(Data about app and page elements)
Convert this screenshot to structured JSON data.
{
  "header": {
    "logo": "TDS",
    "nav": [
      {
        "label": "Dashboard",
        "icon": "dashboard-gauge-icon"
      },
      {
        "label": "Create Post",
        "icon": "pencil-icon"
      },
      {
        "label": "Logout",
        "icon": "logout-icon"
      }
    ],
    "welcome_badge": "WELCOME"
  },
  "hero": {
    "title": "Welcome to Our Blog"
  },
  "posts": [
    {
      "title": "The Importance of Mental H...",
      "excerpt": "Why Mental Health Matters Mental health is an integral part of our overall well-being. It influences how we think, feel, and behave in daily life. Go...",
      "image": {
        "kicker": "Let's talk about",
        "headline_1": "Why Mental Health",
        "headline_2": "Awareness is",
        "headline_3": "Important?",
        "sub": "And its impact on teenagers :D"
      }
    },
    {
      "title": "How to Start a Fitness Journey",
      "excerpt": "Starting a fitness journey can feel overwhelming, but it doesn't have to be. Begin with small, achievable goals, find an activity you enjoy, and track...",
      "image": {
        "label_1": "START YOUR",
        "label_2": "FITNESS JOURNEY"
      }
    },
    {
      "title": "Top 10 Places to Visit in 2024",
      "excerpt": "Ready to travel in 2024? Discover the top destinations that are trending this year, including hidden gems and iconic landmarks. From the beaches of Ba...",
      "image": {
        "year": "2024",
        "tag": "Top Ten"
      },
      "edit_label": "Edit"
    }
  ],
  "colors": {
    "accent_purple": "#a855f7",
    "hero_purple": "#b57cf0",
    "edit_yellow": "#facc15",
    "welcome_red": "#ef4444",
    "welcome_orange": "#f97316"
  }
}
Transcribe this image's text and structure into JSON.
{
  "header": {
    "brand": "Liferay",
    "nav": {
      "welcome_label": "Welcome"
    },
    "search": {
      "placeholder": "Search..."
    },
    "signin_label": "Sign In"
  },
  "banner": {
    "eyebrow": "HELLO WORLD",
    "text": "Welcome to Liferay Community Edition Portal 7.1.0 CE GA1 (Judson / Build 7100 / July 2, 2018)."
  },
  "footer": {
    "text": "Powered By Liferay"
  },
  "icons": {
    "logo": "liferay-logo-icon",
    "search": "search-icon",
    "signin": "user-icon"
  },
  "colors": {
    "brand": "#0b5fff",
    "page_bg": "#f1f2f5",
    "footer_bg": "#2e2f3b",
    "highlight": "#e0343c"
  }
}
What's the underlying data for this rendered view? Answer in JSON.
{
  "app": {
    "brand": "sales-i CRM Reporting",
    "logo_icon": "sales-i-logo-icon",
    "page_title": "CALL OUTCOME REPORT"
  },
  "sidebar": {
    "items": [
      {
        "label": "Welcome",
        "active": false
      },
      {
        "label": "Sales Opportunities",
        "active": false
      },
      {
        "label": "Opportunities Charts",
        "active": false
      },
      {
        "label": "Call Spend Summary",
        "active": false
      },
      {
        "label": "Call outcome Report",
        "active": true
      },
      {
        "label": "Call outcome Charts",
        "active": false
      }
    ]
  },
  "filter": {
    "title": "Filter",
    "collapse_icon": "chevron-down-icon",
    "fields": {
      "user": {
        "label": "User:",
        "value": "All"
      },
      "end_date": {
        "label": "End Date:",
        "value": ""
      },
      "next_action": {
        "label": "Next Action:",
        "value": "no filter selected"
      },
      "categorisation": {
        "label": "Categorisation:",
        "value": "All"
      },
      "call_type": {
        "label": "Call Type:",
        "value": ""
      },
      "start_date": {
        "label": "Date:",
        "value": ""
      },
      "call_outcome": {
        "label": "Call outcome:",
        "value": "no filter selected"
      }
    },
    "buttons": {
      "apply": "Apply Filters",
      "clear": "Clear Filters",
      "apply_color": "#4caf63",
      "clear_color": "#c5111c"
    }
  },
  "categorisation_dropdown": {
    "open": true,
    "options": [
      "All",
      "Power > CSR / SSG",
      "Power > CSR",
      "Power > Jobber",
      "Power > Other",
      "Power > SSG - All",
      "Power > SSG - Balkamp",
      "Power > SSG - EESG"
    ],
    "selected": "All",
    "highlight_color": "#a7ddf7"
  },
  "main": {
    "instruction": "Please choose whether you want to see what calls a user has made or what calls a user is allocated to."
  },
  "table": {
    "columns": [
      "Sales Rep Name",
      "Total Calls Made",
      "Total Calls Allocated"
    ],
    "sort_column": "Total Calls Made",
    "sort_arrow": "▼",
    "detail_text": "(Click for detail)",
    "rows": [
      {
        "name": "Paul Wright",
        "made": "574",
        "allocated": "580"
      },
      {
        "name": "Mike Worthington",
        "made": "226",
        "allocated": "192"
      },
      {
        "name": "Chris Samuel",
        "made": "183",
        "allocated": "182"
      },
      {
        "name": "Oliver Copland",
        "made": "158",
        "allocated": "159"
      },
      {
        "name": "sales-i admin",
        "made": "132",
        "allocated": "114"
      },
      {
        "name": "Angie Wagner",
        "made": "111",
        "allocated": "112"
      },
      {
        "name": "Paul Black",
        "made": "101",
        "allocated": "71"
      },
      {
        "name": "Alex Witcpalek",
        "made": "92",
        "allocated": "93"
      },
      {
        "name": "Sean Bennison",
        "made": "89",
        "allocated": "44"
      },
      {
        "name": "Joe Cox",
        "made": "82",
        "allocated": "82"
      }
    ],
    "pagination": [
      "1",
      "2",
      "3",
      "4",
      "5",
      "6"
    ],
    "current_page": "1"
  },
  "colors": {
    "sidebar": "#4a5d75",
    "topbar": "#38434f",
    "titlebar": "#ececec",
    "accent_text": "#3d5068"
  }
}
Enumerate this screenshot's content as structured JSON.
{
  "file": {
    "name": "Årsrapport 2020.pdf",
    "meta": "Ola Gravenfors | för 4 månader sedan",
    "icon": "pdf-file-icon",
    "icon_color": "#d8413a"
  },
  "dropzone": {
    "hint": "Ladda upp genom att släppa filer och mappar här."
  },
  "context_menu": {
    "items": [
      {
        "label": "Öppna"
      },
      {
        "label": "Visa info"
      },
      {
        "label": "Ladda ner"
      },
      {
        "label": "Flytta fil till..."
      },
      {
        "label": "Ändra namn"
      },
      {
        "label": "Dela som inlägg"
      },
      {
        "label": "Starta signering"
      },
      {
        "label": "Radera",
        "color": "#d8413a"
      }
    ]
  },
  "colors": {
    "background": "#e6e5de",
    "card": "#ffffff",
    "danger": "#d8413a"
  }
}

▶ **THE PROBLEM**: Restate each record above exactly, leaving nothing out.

▶ **EXERCISE SOLUTION**:
Convert this screenshot to structured JSON data.
{
  "header": {
    "logo": "TDS",
    "nav": [
      {
        "label": "Dashboard",
        "icon": "dashboard-gauge-icon"
      },
      {
        "label": "Create Post",
        "icon": "pencil-icon"
      },
      {
        "label": "Logout",
        "icon": "logout-icon"
      }
    ],
    "welcome_badge": "WELCOME"
  },
  "hero": {
    "title": "Welcome to Our Blog"
  },
  "posts": [
    {
      "title": "The Importance of Mental H...",
      "excerpt": "Why Mental Health Matters Mental health is an integral part of our overall well-being. It influences how we think, feel, and behave in daily life. Go...",
      "image": {
        "kicker": "Let's talk about",
        "headline_1": "Why Mental Health",
        "headline_2": "Awareness is",
        "headline_3": "Important?",
        "sub": "And its impact on teenagers :D"
      }
    },
    {
      "title": "How to Start a Fitness Journey",
      "excerpt": "Starting a fitness journey can feel overwhelming, but it doesn't have to be. Begin with small, achievable goals, find an activity you enjoy, and track...",
      "image": {
        "label_1": "START YOUR",
        "label_2": "FITNESS JOURNEY"
      }
    },
    {
      "title": "Top 10 Places to Visit in 2024",
      "excerpt": "Ready to travel in 2024? Discover the top destinations that are trending this year, including hidden gems and iconic landmarks. From the beaches of Ba...",
      "image": {
        "year": "2024",
        "tag": "Top Ten"
      },
      "edit_label": "Edit"
    }
  ],
  "colors": {
    "accent_purple": "#a855f7",
    "hero_purple": "#b57cf0",
    "edit_yellow": "#facc15",
    "welcome_red": "#ef4444",
    "welcome_orange": "#f97316"
  }
}
Transcribe this image's text and structure into JSON.
{
  "header": {
    "brand": "Liferay",
    "nav": {
      "welcome_label": "Welcome"
    },
    "search": {
      "placeholder": "Search..."
    },
    "signin_label": "Sign In"
  },
  "banner": {
    "eyebrow": "HELLO WORLD",
    "text": "Welcome to Liferay Community Edition Portal 7.1.0 CE GA1 (Judson / Build 7100 / July 2, 2018)."
  },
  "footer": {
    "text": "Powered By Liferay"
  },
  "icons": {
    "logo": "liferay-logo-icon",
    "search": "search-icon",
    "signin": "user-icon"
  },
  "colors": {
    "brand": "#0b5fff",
    "page_bg": "#f1f2f5",
    "footer_bg": "#2e2f3b",
    "highlight": "#e0343c"
  }
}
What's the underlying data for this rendered view? Answer in JSON.
{
  "app": {
    "brand": "sales-i CRM Reporting",
    "logo_icon": "sales-i-logo-icon",
    "page_title": "CALL OUTCOME REPORT"
  },
  "sidebar": {
    "items": [
      {
        "label": "Welcome",
        "active": false
      },
      {
        "label": "Sales Opportunities",
        "active": false
      },
      {
        "label": "Opportunities Charts",
        "active": false
      },
      {
        "label": "Call Spend Summary",
        "active": false
      },
      {
        "label": "Call outcome Report",
        "active": true
      },
      {
        "label": "Call outcome Charts",
        "active": false
      }
    ]
  },
  "filter": {
    "title": "Filter",
    "collapse_icon": "chevron-down-icon",
    "fields": {
      "user": {
        "label": "User:",
        "value": "All"
      },
      "end_date": {
        "label": "End Date:",
        "value": ""
      },
      "next_action": {
        "label": "Next Action:",
        "value": "no filter selected"
      },
      "categorisation": {
        "label": "Categorisation:",
        "value": "All"
      },
      "call_type": {
        "label": "Call Type:",
        "value": ""
      },
      "start_date": {
        "label": "Date:",
        "value": ""
      },
      "call_outcome": {
        "label": "Call outcome:",
        "value": "no filter selected"
      }
    },
    "buttons": {
      "apply": "Apply Filters",
      "clear": "Clear Filters",
      "apply_color": "#4caf63",
      "clear_color": "#c5111c"
    }
  },
  "categorisation_dropdown": {
    "open": true,
    "options": [
      "All",
      "Power > CSR / SSG",
      "Power > CSR",
      "Power > Jobber",
      "Power > Other",
      "Power > SSG - All",
      "Power > SSG - Balkamp",
      "Power > SSG - EESG"
    ],
    "selected": "All",
    "highlight_color": "#a7ddf7"
  },
  "main": {
    "instruction": "Please choose whether you want to see what calls a user has made or what calls a user is allocated to."
  },
  "table": {
    "columns": [
      "Sales Rep Name",
      "Total Calls Made",
      "Total Calls Allocated"
    ],
    "sort_column": "Total Calls Made",
    "sort_arrow": "▼",
    "detail_text": "(Click for detail)",
    "rows": [
      {
        "name": "Paul Wright",
        "made": "574",
        "allocated": "580"
      },
      {
        "name": "Mike Worthington",
        "made": "226",
        "allocated": "192"
      },
      {
        "name": "Chris Samuel",
        "made": "183",
        "allocated": "182"
      },
      {
        "name": "Oliver Copland",
        "made": "158",
        "allocated": "159"
      },
      {
        "name": "sales-i admin",
        "made": "132",
        "allocated": "114"
      },
      {
        "name": "Angie Wagner",
        "made": "111",
        "allocated": "112"
      },
      {
        "name": "Paul Black",
        "made": "101",
        "allocated": "71"
      },
      {
        "name": "Alex Witcpalek",
        "made": "92",
        "allocated": "93"
      },
      {
        "name": "Sean Bennison",
        "made": "89",
        "allocated": "44"
      },
      {
        "name": "Joe Cox",
        "made": "82",
        "allocated": "82"
      }
    ],
    "pagination": [
      "1",
      "2",
      "3",
      "4",
      "5",
      "6"
    ],
    "current_page": "1"
  },
  "colors": {
    "sidebar": "#4a5d75",
    "topbar": "#38434f",
    "titlebar": "#ececec",
    "accent_text": "#3d5068"
  }
}
Enumerate this screenshot's content as structured JSON.
{
  "file": {
    "name": "Årsrapport 2020.pdf",
    "meta": "Ola Gravenfors | för 4 månader sedan",
    "icon": "pdf-file-icon",
    "icon_color": "#d8413a"
  },
  "dropzone": {
    "hint": "Ladda upp genom att släppa filer och mappar här."
  },
  "context_menu": {
    "items": [
      {
        "label": "Öppna"
      },
      {
        "label": "Visa info"
      },
      {
        "label": "Ladda ner"
      },
      {
        "label": "Flytta fil till..."
      },
      {
        "label": "Ändra namn"
      },
      {
        "label": "Dela som inlägg"
      },
      {
        "label": "Starta signering"
      },
      {
        "label": "Radera",
        "color": "#d8413a"
      }
    ]
  },
  "colors": {
    "background": "#e6e5de",
    "card": "#ffffff",
    "danger": "#d8413a"
  }
}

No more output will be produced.